[Activity]: Each line containing the string "your" should be copied out of the entries.

[Records provided]:
**********

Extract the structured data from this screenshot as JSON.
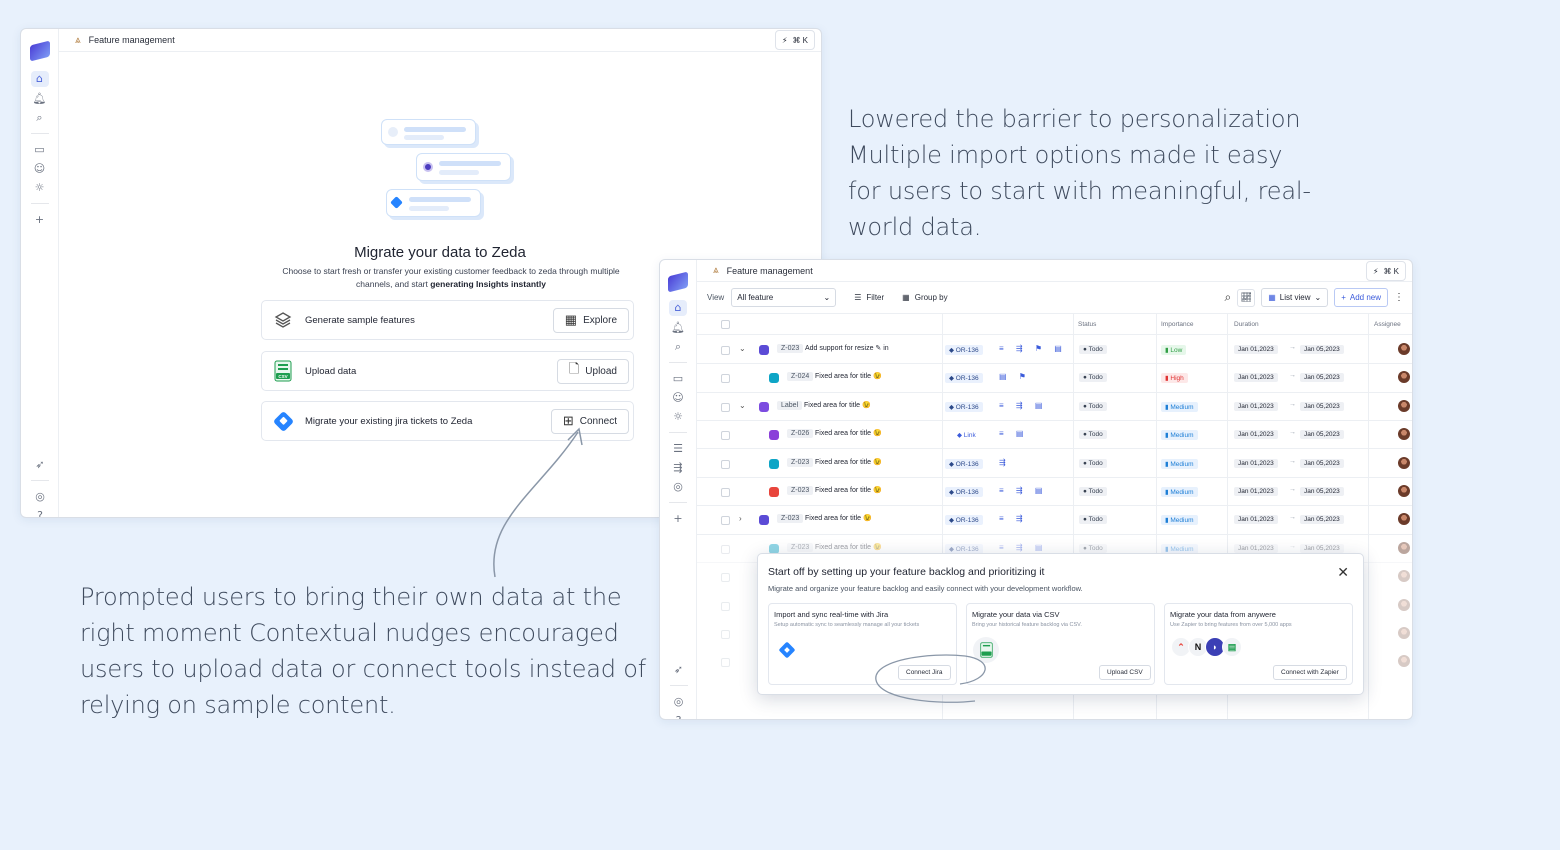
{
  "captions": {
    "top_heading": "Lowered the barrier to personalization",
    "top_body": "Multiple import options made it easy for users to start with meaningful, real-world data.",
    "bottom_heading": "Prompted users to bring their own data at the right moment",
    "bottom_body": "Contextual nudges encouraged users to upload data or connect tools instead of relying on sample content."
  },
  "window1": {
    "breadcrumb": "Feature management",
    "shortcut": "⌘ K",
    "title": "Migrate your data to Zeda",
    "subtitle_pre": "Choose to start fresh or transfer your existing customer feedback to zeda through multiple channels, and start ",
    "subtitle_bold": "generating Insights instantly",
    "options": [
      {
        "label": "Generate sample features",
        "button": "Explore",
        "icon": "layers-icon"
      },
      {
        "label": "Upload data",
        "button": "Upload",
        "icon": "csv-icon"
      },
      {
        "label": "Migrate your existing jira tickets to Zeda",
        "button": "Connect",
        "icon": "jira-icon"
      }
    ]
  },
  "window2": {
    "breadcrumb": "Feature management",
    "shortcut": "⌘ K",
    "toolbar": {
      "view_label": "View",
      "view_value": "All feature",
      "filter": "Filter",
      "group_by": "Group by",
      "list_view": "List view",
      "add_new": "Add new"
    },
    "columns": {
      "status": "Status",
      "importance": "Importance",
      "duration": "Duration",
      "assignee": "Assignee"
    },
    "rows": [
      {
        "id": "Z-023",
        "title": "Add support for resize ✎ in",
        "tag": "OR-136",
        "status": "Todo",
        "importance": "Low",
        "start": "Jan 01,2023",
        "end": "Jan 05,2023",
        "chevron": "⌄",
        "icons": "≡ ⇶ ⚑ ▤"
      },
      {
        "id": "Z-024",
        "title": "Fixed area for title 😉",
        "tag": "OR-136",
        "status": "Todo",
        "importance": "High",
        "start": "Jan 01,2023",
        "end": "Jan 05,2023",
        "chevron": "",
        "icons": "▤ ⚑"
      },
      {
        "id": "Label",
        "title": "Fixed area for title 😉",
        "tag": "OR-136",
        "status": "Todo",
        "importance": "Medium",
        "start": "Jan 01,2023",
        "end": "Jan 05,2023",
        "chevron": "⌄",
        "icons": "≡ ⇶ ▤"
      },
      {
        "id": "Z-026",
        "title": "Fixed area for title 😉",
        "tag": "Link",
        "status": "Todo",
        "importance": "Medium",
        "start": "Jan 01,2023",
        "end": "Jan 05,2023",
        "chevron": "",
        "icons": "≡ ▤"
      },
      {
        "id": "Z-023",
        "title": "Fixed area for title 😉",
        "tag": "OR-136",
        "status": "Todo",
        "importance": "Medium",
        "start": "Jan 01,2023",
        "end": "Jan 05,2023",
        "chevron": "",
        "icons": "⇶"
      },
      {
        "id": "Z-023",
        "title": "Fixed area for title 😉",
        "tag": "OR-136",
        "status": "Todo",
        "importance": "Medium",
        "start": "Jan 01,2023",
        "end": "Jan 05,2023",
        "chevron": "",
        "icons": "≡ ⇶ ▤"
      },
      {
        "id": "Z-023",
        "title": "Fixed area for title 😉",
        "tag": "OR-136",
        "status": "Todo",
        "importance": "Medium",
        "start": "Jan 01,2023",
        "end": "Jan 05,2023",
        "chevron": "›",
        "icons": "≡ ⇶"
      },
      {
        "id": "Z-023",
        "title": "Fixed area for title 😉",
        "tag": "OR-136",
        "status": "Todo",
        "importance": "Medium",
        "start": "Jan 01,2023",
        "end": "Jan 05,2023",
        "chevron": "",
        "icons": "≡ ⇶ ▤"
      }
    ],
    "modal": {
      "title": "Start off by setting up your feature backlog and prioritizing it",
      "subtitle": "Migrate and organize your feature backlog and easily connect with your development workflow.",
      "cards": [
        {
          "title": "Import and sync real-time with Jira",
          "desc": "Setup automatic sync to seamlessly manage all your tickets",
          "button": "Connect Jira"
        },
        {
          "title": "Migrate your data via CSV",
          "desc": "Bring your historical feature backlog via CSV.",
          "button": "Upload CSV"
        },
        {
          "title": "Migrate your data from anywere",
          "desc": "Use Zapier to bring features from over 5,000 apps",
          "button": "Connect with Zapier"
        }
      ]
    }
  },
  "colors": {
    "background": "#e8f1fc",
    "accent": "#3b5bdb",
    "jira": "#2684ff",
    "csv": "#1e9e4f",
    "low": "#2f9e44",
    "high": "#e03131",
    "medium": "#1c7ed6"
  }
}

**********

[Task solution]:
    "title": "Migrate your data to Zeda",
    "subtitle_pre": "Choose to start fresh or transfer your existing customer feedback to zeda through multiple channels, and start ",
        "label": "Migrate your existing jira tickets to Zeda",
      "title": "Start off by setting up your feature backlog and prioritizing it",
      "subtitle": "Migrate and organize your feature backlog and easily connect with your development workflow.",
          "desc": "Setup automatic sync to seamlessly manage all your tickets",
          "title": "Migrate your data via CSV",
          "desc": "Bring your historical feature backlog via CSV.",
          "title": "Migrate your data from anywere",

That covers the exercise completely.